INPUT MATERIAL:

*** Begin section ***

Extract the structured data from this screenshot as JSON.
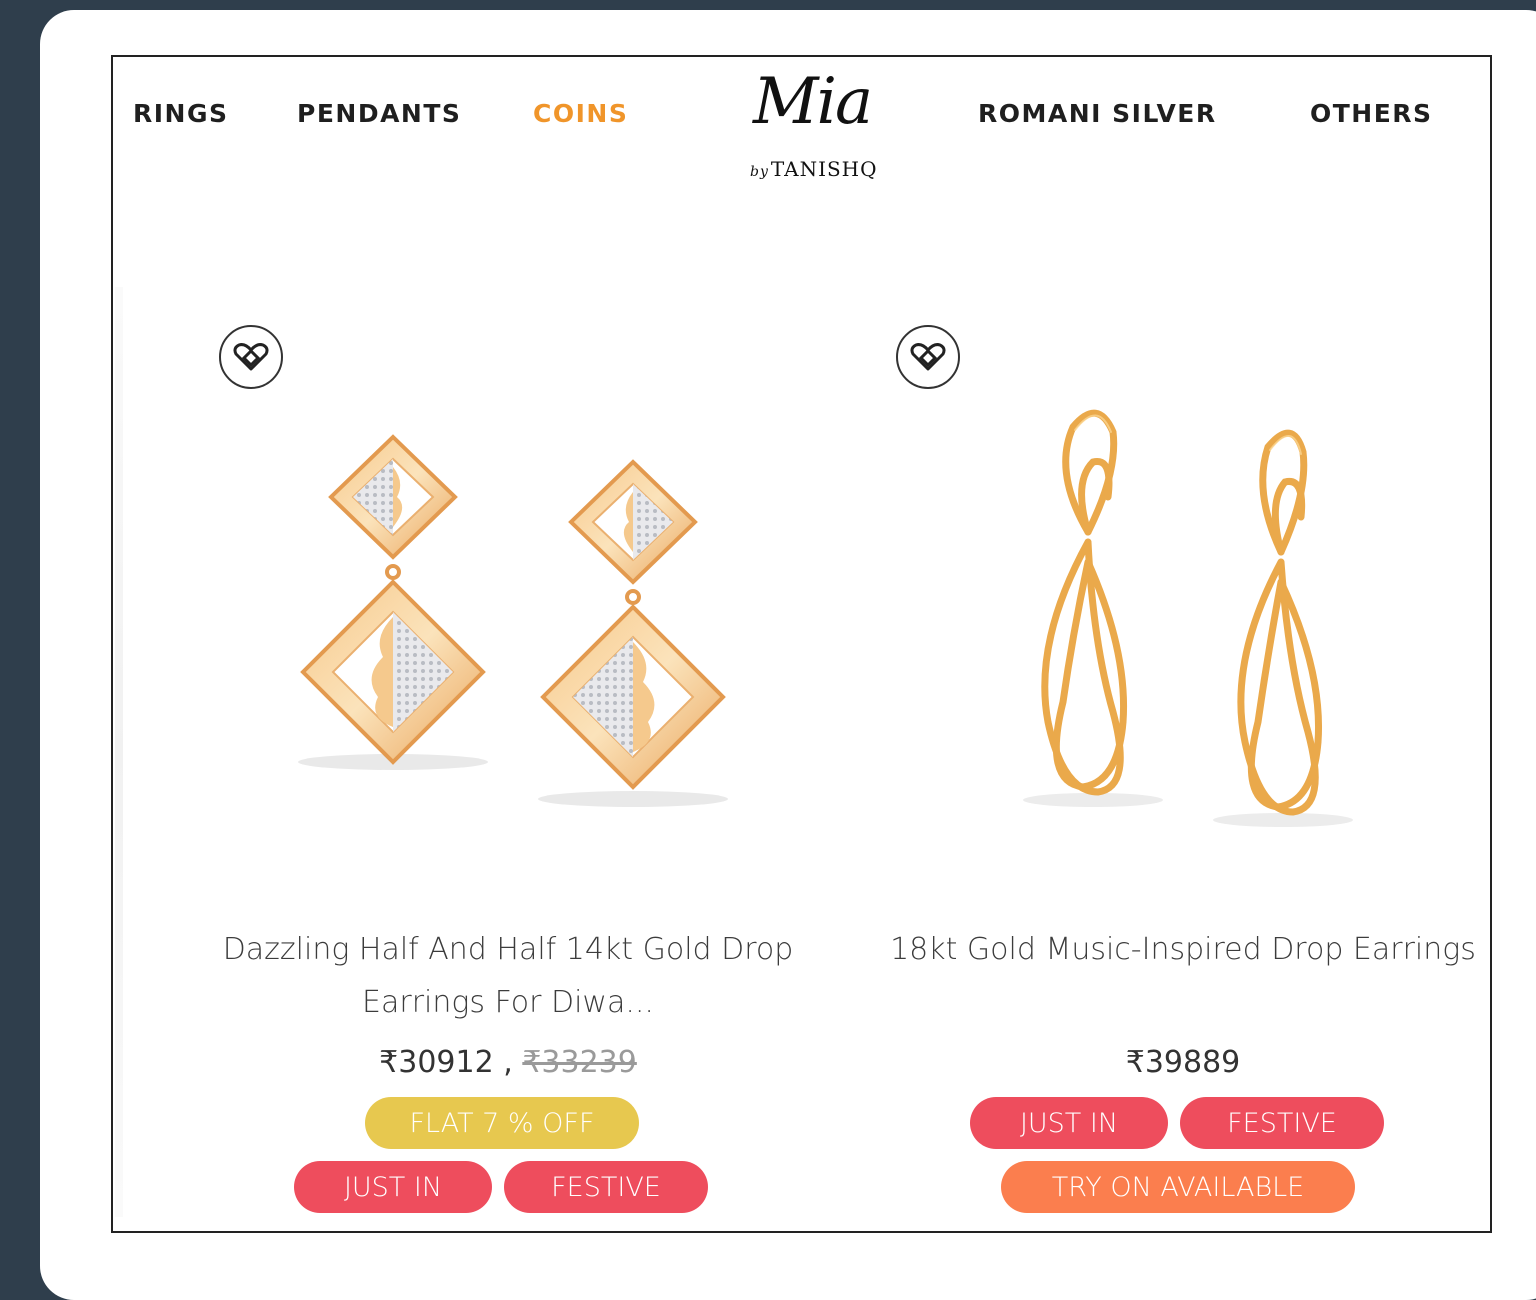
{
  "nav": {
    "items": [
      {
        "label": "RINGS"
      },
      {
        "label": "PENDANTS"
      },
      {
        "label": "COINS"
      },
      {
        "label": "ROMANI SILVER"
      },
      {
        "label": "OTHERS"
      }
    ],
    "active_color": "#f0952a"
  },
  "logo": {
    "script": "Mia",
    "sub_by": "by",
    "sub": "TANISHQ"
  },
  "products": [
    {
      "title": "Dazzling Half And Half 14kt Gold Drop Earrings For Diwa...",
      "price": "₹30912",
      "price_sep": ",",
      "old_price": "₹33239",
      "tags": [
        "FLAT 7 % OFF",
        "JUST IN",
        "FESTIVE"
      ],
      "wishlist_icon": "heart-diamond-icon"
    },
    {
      "title": "18kt Gold Music-Inspired Drop Earrings",
      "price": "₹39889",
      "tags": [
        "JUST IN",
        "FESTIVE",
        "TRY ON AVAILABLE"
      ],
      "wishlist_icon": "heart-diamond-icon"
    }
  ],
  "colors": {
    "tag_red": "#ee4d5d",
    "tag_yellow": "#e7c84f",
    "tag_orange": "#fb7e4e",
    "background": "#2f3e4c"
  }
}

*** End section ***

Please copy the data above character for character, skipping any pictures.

Extract the structured data from this screenshot as JSON.
{
  "nav": {
    "items": [
      {
        "label": "RINGS"
      },
      {
        "label": "PENDANTS"
      },
      {
        "label": "COINS"
      },
      {
        "label": "ROMANI SILVER"
      },
      {
        "label": "OTHERS"
      }
    ],
    "active_color": "#f0952a"
  },
  "logo": {
    "script": "Mia",
    "sub_by": "by",
    "sub": "TANISHQ"
  },
  "products": [
    {
      "title": "Dazzling Half And Half 14kt Gold Drop Earrings For Diwa...",
      "price": "₹30912",
      "price_sep": ",",
      "old_price": "₹33239",
      "tags": [
        "FLAT 7 % OFF",
        "JUST IN",
        "FESTIVE"
      ],
      "wishlist_icon": "heart-diamond-icon"
    },
    {
      "title": "18kt Gold Music-Inspired Drop Earrings",
      "price": "₹39889",
      "tags": [
        "JUST IN",
        "FESTIVE",
        "TRY ON AVAILABLE"
      ],
      "wishlist_icon": "heart-diamond-icon"
    }
  ],
  "colors": {
    "tag_red": "#ee4d5d",
    "tag_yellow": "#e7c84f",
    "tag_orange": "#fb7e4e",
    "background": "#2f3e4c"
  }
}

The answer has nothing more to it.